§ WHAT IS EXPECTED
Your task is to return, word for word, only the lines from the line with "What's the underlying" through the close of the data. Exclude all pictures.

§ EXCERPTED RECORDS
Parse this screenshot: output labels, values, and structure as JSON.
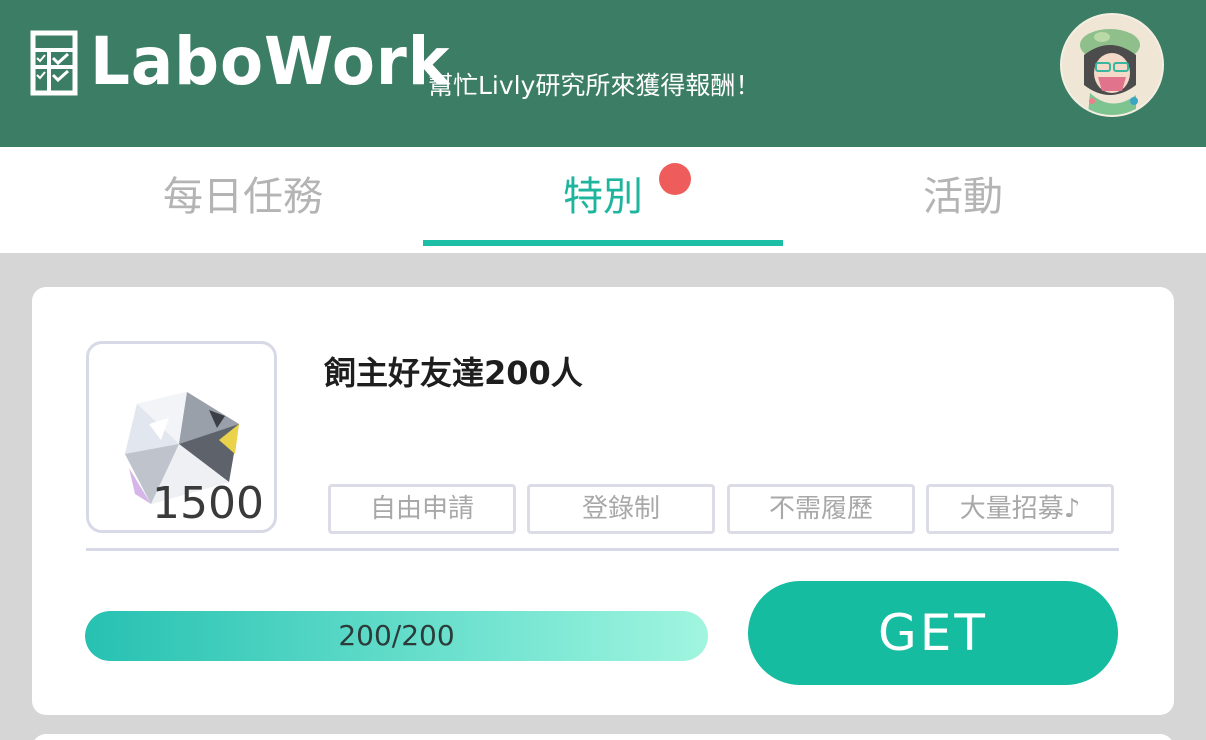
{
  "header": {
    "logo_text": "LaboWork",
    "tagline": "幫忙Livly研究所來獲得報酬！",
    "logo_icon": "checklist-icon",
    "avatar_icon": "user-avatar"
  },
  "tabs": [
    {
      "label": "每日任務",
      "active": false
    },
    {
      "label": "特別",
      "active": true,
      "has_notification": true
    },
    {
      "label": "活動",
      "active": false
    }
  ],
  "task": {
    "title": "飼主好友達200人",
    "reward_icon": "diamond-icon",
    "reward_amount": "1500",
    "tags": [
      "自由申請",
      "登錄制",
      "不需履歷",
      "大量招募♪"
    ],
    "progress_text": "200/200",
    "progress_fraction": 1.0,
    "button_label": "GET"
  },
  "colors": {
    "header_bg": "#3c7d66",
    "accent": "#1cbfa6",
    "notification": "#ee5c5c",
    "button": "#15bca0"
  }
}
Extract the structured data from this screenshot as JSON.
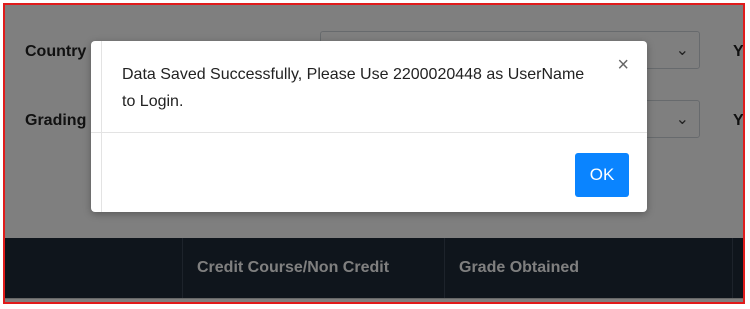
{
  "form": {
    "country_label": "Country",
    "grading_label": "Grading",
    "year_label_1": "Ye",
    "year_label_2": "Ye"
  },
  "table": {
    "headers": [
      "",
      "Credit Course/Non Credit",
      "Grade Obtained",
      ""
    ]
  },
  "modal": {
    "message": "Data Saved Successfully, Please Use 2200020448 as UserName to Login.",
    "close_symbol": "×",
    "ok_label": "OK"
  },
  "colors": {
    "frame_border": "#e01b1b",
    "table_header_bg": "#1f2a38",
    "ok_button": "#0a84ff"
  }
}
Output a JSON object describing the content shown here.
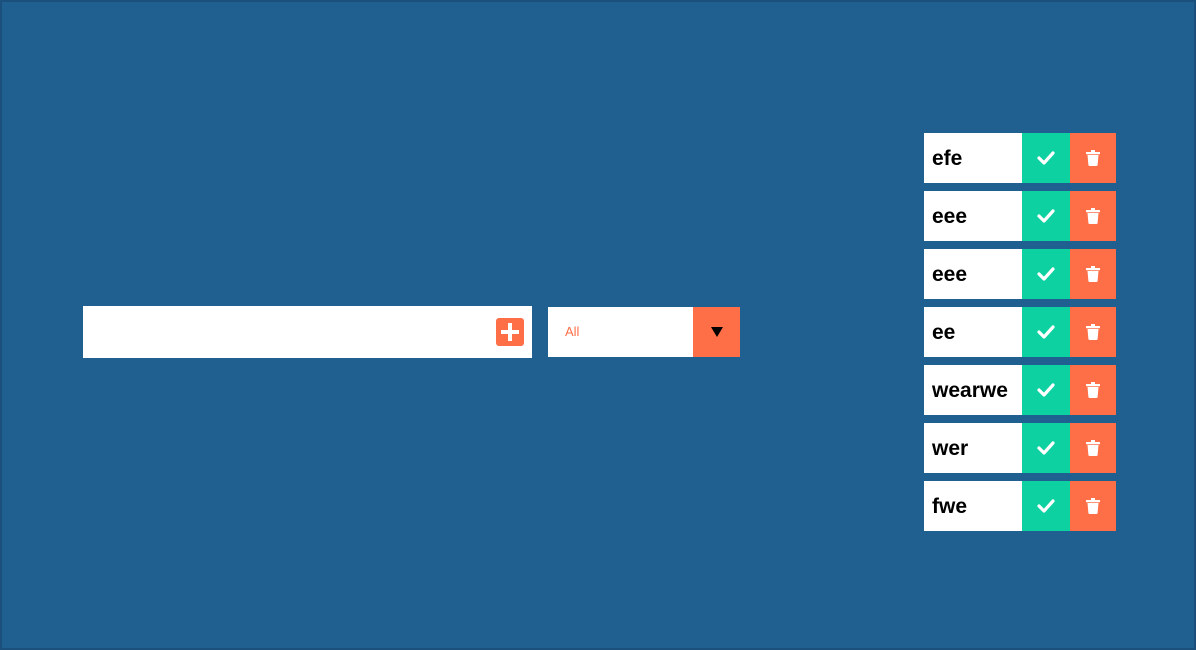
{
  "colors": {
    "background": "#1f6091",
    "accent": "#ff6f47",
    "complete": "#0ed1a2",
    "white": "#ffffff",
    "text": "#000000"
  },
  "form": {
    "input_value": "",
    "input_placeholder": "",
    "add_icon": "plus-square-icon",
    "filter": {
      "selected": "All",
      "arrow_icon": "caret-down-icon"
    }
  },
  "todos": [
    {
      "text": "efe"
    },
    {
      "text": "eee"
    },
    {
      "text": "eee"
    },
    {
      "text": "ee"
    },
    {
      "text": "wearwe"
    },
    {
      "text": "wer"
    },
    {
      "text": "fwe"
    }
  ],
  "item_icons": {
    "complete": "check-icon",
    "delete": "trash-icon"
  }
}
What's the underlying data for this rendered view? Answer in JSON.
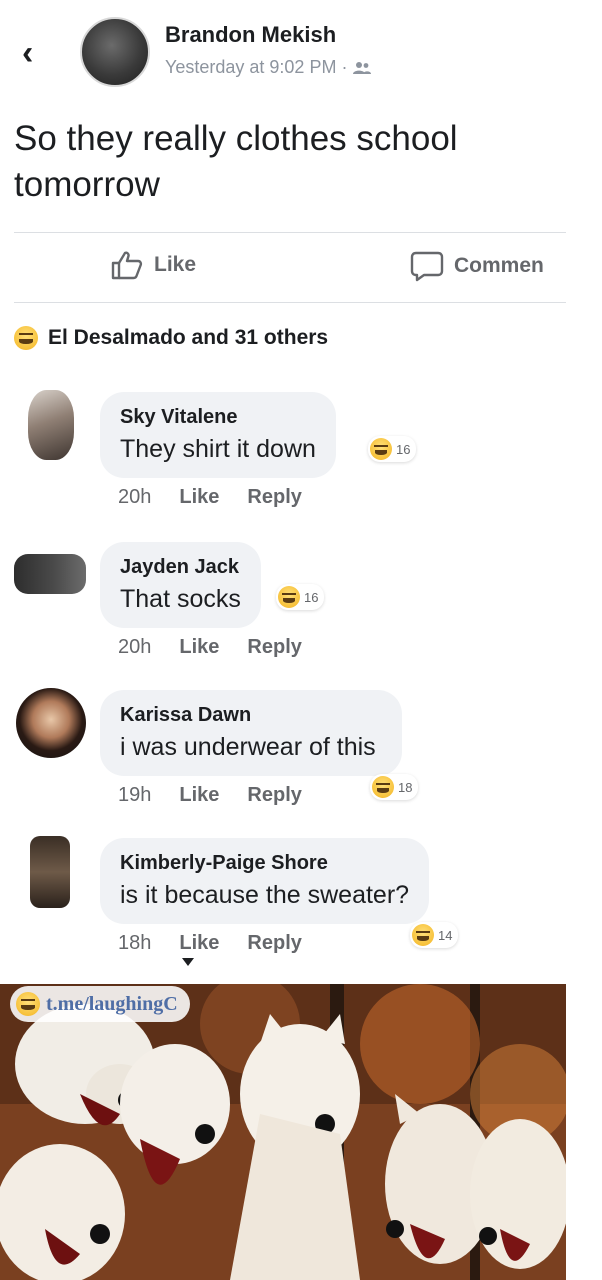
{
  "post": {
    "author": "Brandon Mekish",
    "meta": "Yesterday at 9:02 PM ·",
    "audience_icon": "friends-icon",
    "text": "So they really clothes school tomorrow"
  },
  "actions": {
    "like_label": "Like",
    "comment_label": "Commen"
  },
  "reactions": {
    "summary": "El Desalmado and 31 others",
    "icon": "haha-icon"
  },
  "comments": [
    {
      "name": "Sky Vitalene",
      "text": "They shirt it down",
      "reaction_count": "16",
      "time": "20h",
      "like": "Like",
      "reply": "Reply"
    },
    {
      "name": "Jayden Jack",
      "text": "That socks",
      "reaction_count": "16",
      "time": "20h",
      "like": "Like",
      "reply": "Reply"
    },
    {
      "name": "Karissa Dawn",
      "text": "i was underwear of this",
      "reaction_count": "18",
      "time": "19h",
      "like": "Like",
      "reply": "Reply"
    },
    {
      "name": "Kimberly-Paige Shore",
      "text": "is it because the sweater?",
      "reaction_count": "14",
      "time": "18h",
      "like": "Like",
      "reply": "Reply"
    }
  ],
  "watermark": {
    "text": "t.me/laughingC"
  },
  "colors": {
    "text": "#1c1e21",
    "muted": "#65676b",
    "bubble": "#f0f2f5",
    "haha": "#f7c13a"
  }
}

§ ANSWER TO THIS PROBLEM
What's the underlying data for this rendered view? Answer in JSON.
{
  "post": {
    "author": "Brandon Mekish",
    "meta": "Yesterday at 9:02 PM ·",
    "audience_icon": "friends-icon",
    "text": "So they really clothes school tomorrow"
  },
  "actions": {
    "like_label": "Like",
    "comment_label": "Commen"
  },
  "reactions": {
    "summary": "El Desalmado and 31 others",
    "icon": "haha-icon"
  },
  "comments": [
    {
      "name": "Sky Vitalene",
      "text": "They shirt it down",
      "reaction_count": "16",
      "time": "20h",
      "like": "Like",
      "reply": "Reply"
    },
    {
      "name": "Jayden Jack",
      "text": "That socks",
      "reaction_count": "16",
      "time": "20h",
      "like": "Like",
      "reply": "Reply"
    },
    {
      "name": "Karissa Dawn",
      "text": "i was underwear of this",
      "reaction_count": "18",
      "time": "19h",
      "like": "Like",
      "reply": "Reply"
    },
    {
      "name": "Kimberly-Paige Shore",
      "text": "is it because the sweater?",
      "reaction_count": "14",
      "time": "18h",
      "like": "Like",
      "reply": "Reply"
    }
  ],
  "watermark": {
    "text": "t.me/laughingC"
  },
  "colors": {
    "text": "#1c1e21",
    "muted": "#65676b",
    "bubble": "#f0f2f5",
    "haha": "#f7c13a"
  }
}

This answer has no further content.